The paper is the result of a long-standing collaboration to document the truffle diversity in American tropical regions. After a series of field surveys in southeastern Mexico, two new species in the phalloid genus Restingomyces (Trappeaceae, Phallales) were discovered. The authors describe them based on morphology and phylogenetic analyses of molecular data. Restingomyces guzmanianus and R. yaaxtax occur in medium-statured tropical dry forests. The original diagnosis of the genus Restingomyces is emended to include these novel species.

The new South American truffle Restingomyces guzmanianus, A = truffle cut in half, B = outside. Photo: J.I. de la Fuente et al.

New journal article: August 2021 (2)

The State Herbarium of South Australia published one short communication in Vol. 35 of its journal Swainsona online, today, 18 Aug. 2021.

xPhelodia tutelata. Illustration by F.J. Bradley, first published in Rogers (1906).

J. Kellermann & A. Monro, ×Phelodia, a new nothogenus in Australia Orchidaceae. (0.1mb PDF)

The recently published ×Glossadenia tutelata is a hybrid between the well-known orchids Glossodia major and Caladenia deformis. However, the latter species has now been transferred to another genus, Pheladenia. As the International Code of Nomenclature (ICN) prescribes that the names of hybrid genera consist of parts of the names of the parent genera, the hybrid genus ×Glossadenia needs to change its name, when the Caladenia deformis is accepted as Pheladenia deformis. The authors publish the new hybrid genus xPhelodia and the hybrid species xPhelodia tutelata to satisfy the requirements of the ICN.

To access content of all volumes of Swainsona and the Journal of the Adelaide Botanic Gardens since Vol. 1 (1976), please visit the journal’s web-site at flora.sa.gov.au/swainsona or the Swainsona back-up site.

New journal articles: August 2021

The State Herbarium of South Australia published three articles in Vol. 35 of its journal Swainsona online, today, 16 August 2021.

(1) S. Dema, I.R.H. Telford, R.L. Andrew, D.J. Duval & J.J. Bruhl, Phebalium calcicola (Rutaceae: Boronieae): a species described as new, restricted to south-eastern South Australia, is proposed as Critically Endangered. (7.7mb PDF).

The authors describe a new species of Phebalium, which is only known from a small population near Mount Gambier. The species is described and illustrated in detail, and compared with its closest relatives.
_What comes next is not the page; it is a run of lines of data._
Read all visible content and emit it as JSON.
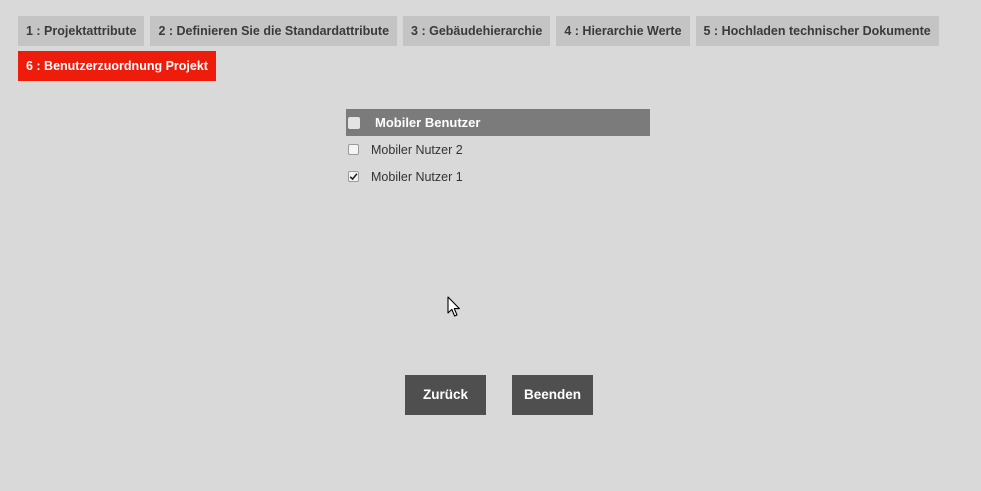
{
  "tabs": [
    {
      "label": "1 : Projektattribute"
    },
    {
      "label": "2 : Definieren Sie die Standardattribute"
    },
    {
      "label": "3 : Gebäudehierarchie"
    },
    {
      "label": "4 : Hierarchie Werte"
    },
    {
      "label": "5 : Hochladen technischer Dokumente"
    },
    {
      "label": "6 : Benutzerzuordnung Projekt"
    }
  ],
  "active_tab": 5,
  "user_table": {
    "header": "Mobiler Benutzer",
    "rows": [
      {
        "label": "Mobiler Nutzer 2",
        "checked": false
      },
      {
        "label": "Mobiler Nutzer 1",
        "checked": true
      }
    ]
  },
  "buttons": {
    "back": "Zurück",
    "finish": "Beenden"
  },
  "colors": {
    "active_tab": "#ee1c0a",
    "tab": "#c4c4c4",
    "header": "#7b7b7b",
    "button": "#4f4f4f",
    "background": "#d9d9d9"
  },
  "icons": {
    "cursor": "mouse-pointer-icon",
    "check": "checkmark-icon"
  }
}
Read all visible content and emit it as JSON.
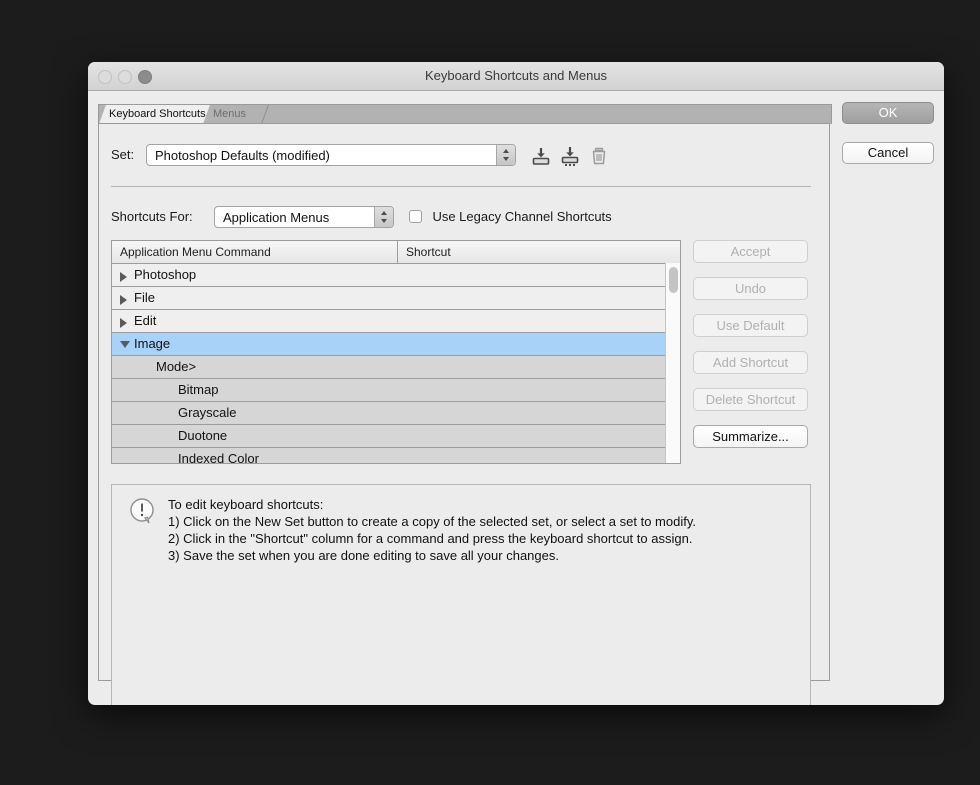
{
  "window": {
    "title": "Keyboard Shortcuts and Menus",
    "traffic": {
      "close": "close-button",
      "minimize": "minimize-button",
      "zoom": "zoom-button"
    }
  },
  "tabs": [
    {
      "label": "Keyboard Shortcuts",
      "active": true
    },
    {
      "label": "Menus",
      "active": false
    }
  ],
  "set_row": {
    "label": "Set:",
    "value": "Photoshop Defaults (modified)",
    "icons": {
      "save": "save-set-icon",
      "save_as": "save-set-as-icon",
      "delete": "delete-set-icon"
    }
  },
  "shortcuts_for_row": {
    "label": "Shortcuts For:",
    "value": "Application Menus",
    "legacy_checkbox": {
      "label": "Use Legacy Channel Shortcuts",
      "checked": false
    }
  },
  "table": {
    "columns": [
      "Application Menu Command",
      "Shortcut"
    ],
    "rows": [
      {
        "label": "Photoshop",
        "shortcut": "",
        "indent": 0,
        "disclosure": "right",
        "shade": "light",
        "selected": false
      },
      {
        "label": "File",
        "shortcut": "",
        "indent": 0,
        "disclosure": "right",
        "shade": "light",
        "selected": false
      },
      {
        "label": "Edit",
        "shortcut": "",
        "indent": 0,
        "disclosure": "right",
        "shade": "light",
        "selected": false
      },
      {
        "label": "Image",
        "shortcut": "",
        "indent": 0,
        "disclosure": "down",
        "shade": "light",
        "selected": true
      },
      {
        "label": "Mode>",
        "shortcut": "",
        "indent": 1,
        "disclosure": "none",
        "shade": "dark",
        "selected": false
      },
      {
        "label": "Bitmap",
        "shortcut": "",
        "indent": 2,
        "disclosure": "none",
        "shade": "dark",
        "selected": false
      },
      {
        "label": "Grayscale",
        "shortcut": "",
        "indent": 2,
        "disclosure": "none",
        "shade": "dark",
        "selected": false
      },
      {
        "label": "Duotone",
        "shortcut": "",
        "indent": 2,
        "disclosure": "none",
        "shade": "dark",
        "selected": false
      },
      {
        "label": "Indexed Color",
        "shortcut": "",
        "indent": 2,
        "disclosure": "none",
        "shade": "dark",
        "selected": false
      }
    ]
  },
  "side_buttons": [
    {
      "label": "Accept",
      "enabled": false
    },
    {
      "label": "Undo",
      "enabled": false
    },
    {
      "label": "Use Default",
      "enabled": false
    },
    {
      "label": "Add Shortcut",
      "enabled": false
    },
    {
      "label": "Delete Shortcut",
      "enabled": false
    },
    {
      "label": "Summarize...",
      "enabled": true
    }
  ],
  "help": {
    "icon": "alert-speech-bubble-icon",
    "lines": [
      "To edit keyboard shortcuts:",
      "1) Click on the New Set button to create a copy of the selected set, or select a set to modify.",
      "2) Click in the \"Shortcut\" column for a command and press the keyboard shortcut to assign.",
      "3) Save the set when you are done editing to save all your changes."
    ]
  },
  "dialog_buttons": {
    "ok": "OK",
    "cancel": "Cancel"
  },
  "colors": {
    "selection": "#a8d2f7",
    "dialog_background": "#ececec",
    "row_light": "#efefef",
    "row_dark": "#d6d6d6",
    "desktop": "#1c1c1c"
  }
}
It grows on shallow soil over limestone, hence the name is derived from the Latin calx (limestone) and cola (dweller).

Phebalium calcicola, a new species for South Australia. Photo: D.J. Duval.
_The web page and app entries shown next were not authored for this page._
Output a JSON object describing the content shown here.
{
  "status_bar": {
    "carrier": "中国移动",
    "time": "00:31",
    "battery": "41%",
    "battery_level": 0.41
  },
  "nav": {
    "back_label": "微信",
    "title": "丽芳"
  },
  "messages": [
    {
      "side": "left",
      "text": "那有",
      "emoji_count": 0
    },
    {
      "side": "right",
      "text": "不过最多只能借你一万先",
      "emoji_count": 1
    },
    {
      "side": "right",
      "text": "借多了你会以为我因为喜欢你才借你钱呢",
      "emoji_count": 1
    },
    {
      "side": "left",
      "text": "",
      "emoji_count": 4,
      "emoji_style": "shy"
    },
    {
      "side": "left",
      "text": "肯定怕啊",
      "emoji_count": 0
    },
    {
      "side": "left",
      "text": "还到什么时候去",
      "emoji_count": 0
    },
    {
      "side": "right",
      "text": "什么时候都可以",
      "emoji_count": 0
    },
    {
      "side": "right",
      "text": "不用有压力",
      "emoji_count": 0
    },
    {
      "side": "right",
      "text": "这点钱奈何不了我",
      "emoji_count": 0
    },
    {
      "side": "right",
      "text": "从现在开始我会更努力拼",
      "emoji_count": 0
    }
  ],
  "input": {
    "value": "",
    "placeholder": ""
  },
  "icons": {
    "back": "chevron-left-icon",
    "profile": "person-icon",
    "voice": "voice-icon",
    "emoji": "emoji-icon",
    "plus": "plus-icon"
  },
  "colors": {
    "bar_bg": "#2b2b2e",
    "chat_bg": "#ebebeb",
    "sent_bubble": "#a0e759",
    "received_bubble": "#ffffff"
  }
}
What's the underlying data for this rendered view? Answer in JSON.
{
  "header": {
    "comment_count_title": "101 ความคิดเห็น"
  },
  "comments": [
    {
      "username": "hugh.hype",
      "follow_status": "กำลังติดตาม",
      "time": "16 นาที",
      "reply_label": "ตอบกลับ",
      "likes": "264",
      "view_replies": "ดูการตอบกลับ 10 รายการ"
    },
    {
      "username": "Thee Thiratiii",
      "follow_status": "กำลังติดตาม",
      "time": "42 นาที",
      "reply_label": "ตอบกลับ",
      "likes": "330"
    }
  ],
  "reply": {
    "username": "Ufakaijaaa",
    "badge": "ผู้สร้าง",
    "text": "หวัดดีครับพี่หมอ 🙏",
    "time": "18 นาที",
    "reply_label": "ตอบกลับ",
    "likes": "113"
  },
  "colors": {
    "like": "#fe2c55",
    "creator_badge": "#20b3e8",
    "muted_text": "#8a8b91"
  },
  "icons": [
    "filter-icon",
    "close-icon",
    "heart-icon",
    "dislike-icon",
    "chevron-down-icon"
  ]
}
(2) T.A. Hammer & R.W. Davis, Ptilotus crinitus (Amaranthaceae), a new species from Western Australia’s Kimberley region. (1.1mb PDF).
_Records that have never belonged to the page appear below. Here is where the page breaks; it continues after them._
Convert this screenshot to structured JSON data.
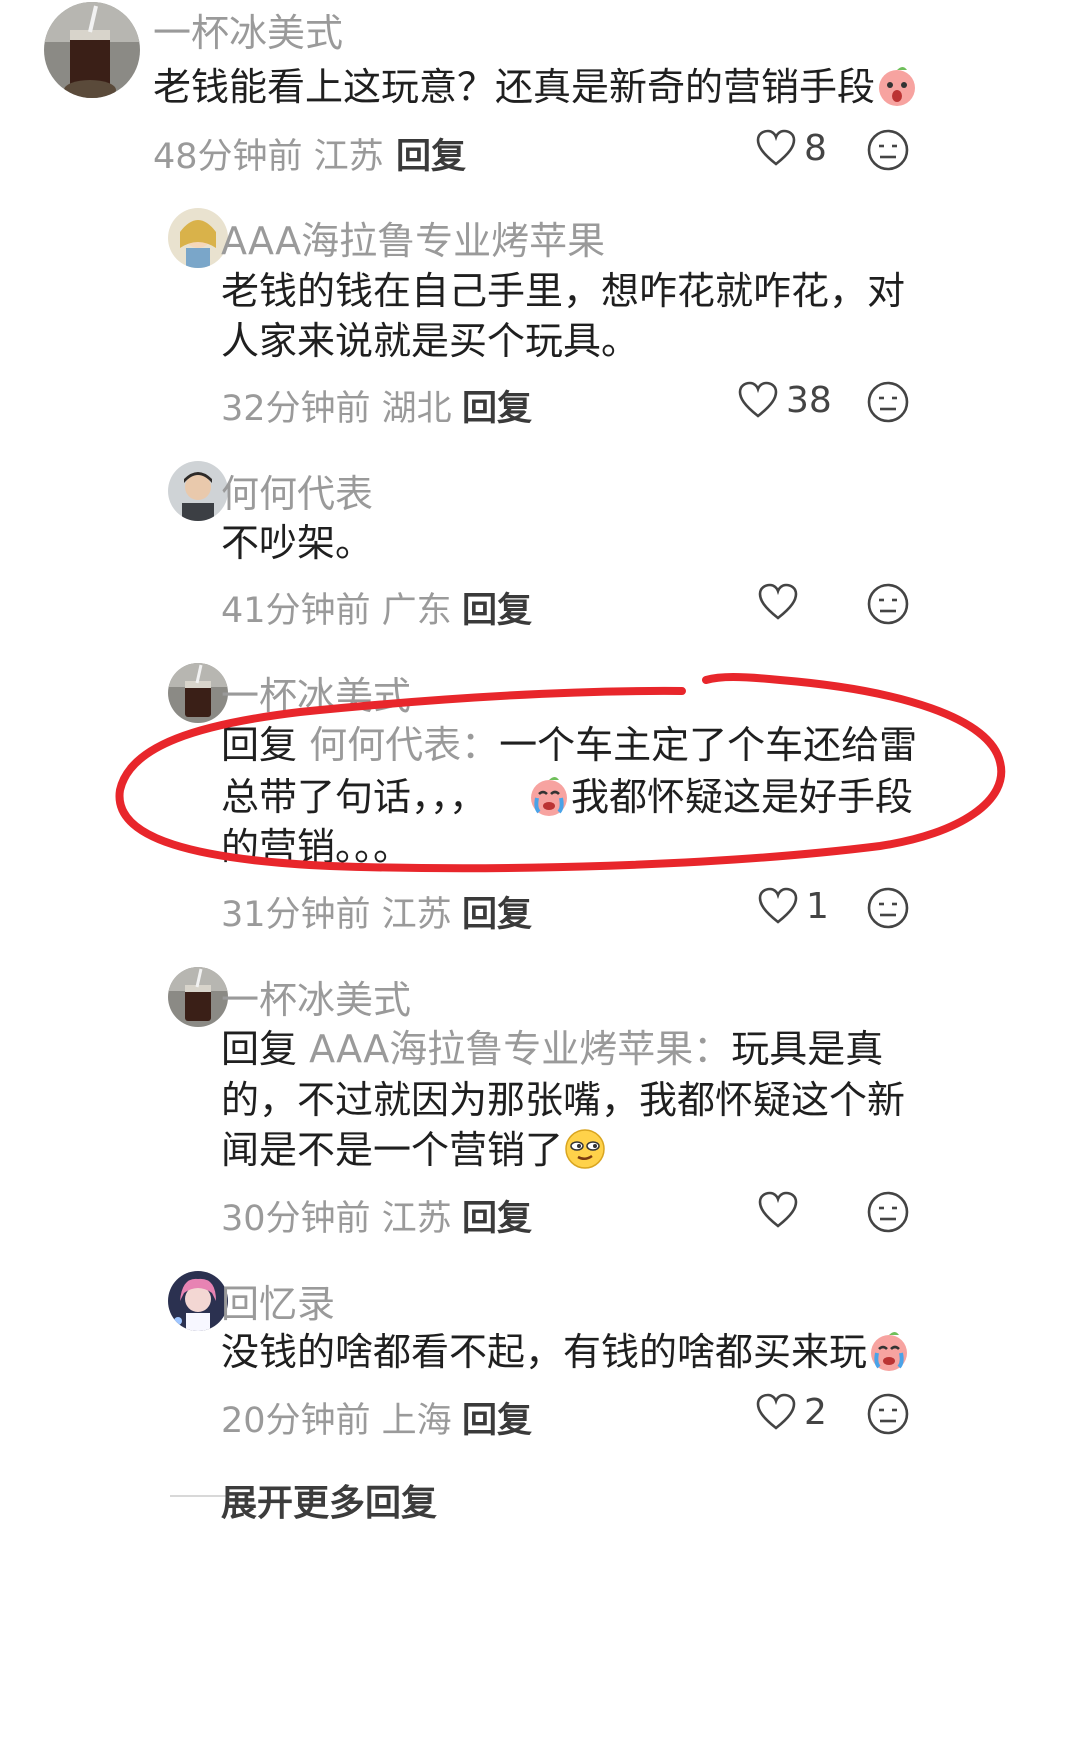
{
  "comments": [
    {
      "username": "一杯冰美式",
      "text": "老钱能看上这玩意？还真是新奇的营销手段",
      "time_location": "48分钟前 江苏",
      "reply_label": "回复",
      "likes": "8"
    }
  ],
  "replies": [
    {
      "username": "AAA海拉鲁专业烤苹果",
      "lines": [
        "老钱的钱在自己手里，想咋花就咋花，对",
        "人家来说就是买个玩具。"
      ],
      "time_location": "32分钟前 湖北",
      "reply_label": "回复",
      "likes": "38"
    },
    {
      "username": "何何代表",
      "lines": [
        "不吵架。"
      ],
      "time_location": "41分钟前 广东",
      "reply_label": "回复",
      "likes": ""
    },
    {
      "username": "一杯冰美式",
      "reply_prefix": "回复",
      "reply_to": "何何代表：",
      "lines": [
        "一个车主定了个车还给雷",
        "总带了句话，，，",
        "我都怀疑这是好手段",
        "的营销。。。"
      ],
      "time_location": "31分钟前 江苏",
      "reply_label": "回复",
      "likes": "1"
    },
    {
      "username": "一杯冰美式",
      "reply_prefix": "回复",
      "reply_to": "AAA海拉鲁专业烤苹果：",
      "lines": [
        "玩具是真",
        "的，不过就因为那张嘴，我都怀疑这个新",
        "闻是不是一个营销了"
      ],
      "time_location": "30分钟前 江苏",
      "reply_label": "回复",
      "likes": ""
    },
    {
      "username": "回忆录",
      "lines": [
        "没钱的啥都看不起，有钱的啥都买来玩"
      ],
      "time_location": "20分钟前 上海",
      "reply_label": "回复",
      "likes": "2"
    }
  ],
  "expand_more": "展开更多回复",
  "colors": {
    "annotation_circle": "#e8262b",
    "meta_gray": "#9a9a9a",
    "text": "#1f1f1f"
  },
  "icons": {
    "like": "heart-outline-icon",
    "react": "neutral-face-icon"
  }
}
Ptilotus crinitus, part of the type specimen. Photo: PERTH.

This new species from northern Western Australia is only known from one collection in a remote coastal area in the northern Kimberley. This study evaluates the morphology of this specimen and concludes that it warrants recognition at species rank. Its closest relatives are Phebalium distans and P. capensis.

(3) R.W.Davis, J. Palmer & T.A. Hammer, Gomphrena axillaris and G. longistyla (Amaranthaceae), new species of Gomphrena from central and northern Australia. (1.7mb PDF).

Gomphrena is one of the largest genera in Amaranthaceae. In this paper, several phrase names and manuscript names from northern and central Australia (WA, NT & Qld) are evaluated. As a result, two new species are described.

To access content of all volumes of Swainsona and the Journal of the Adelaide Botanic Gardens since Vol. 1 (1976), please visit the journal’s web-site at flora.sa.gov.au/swainsona or the Swainsona back-up site.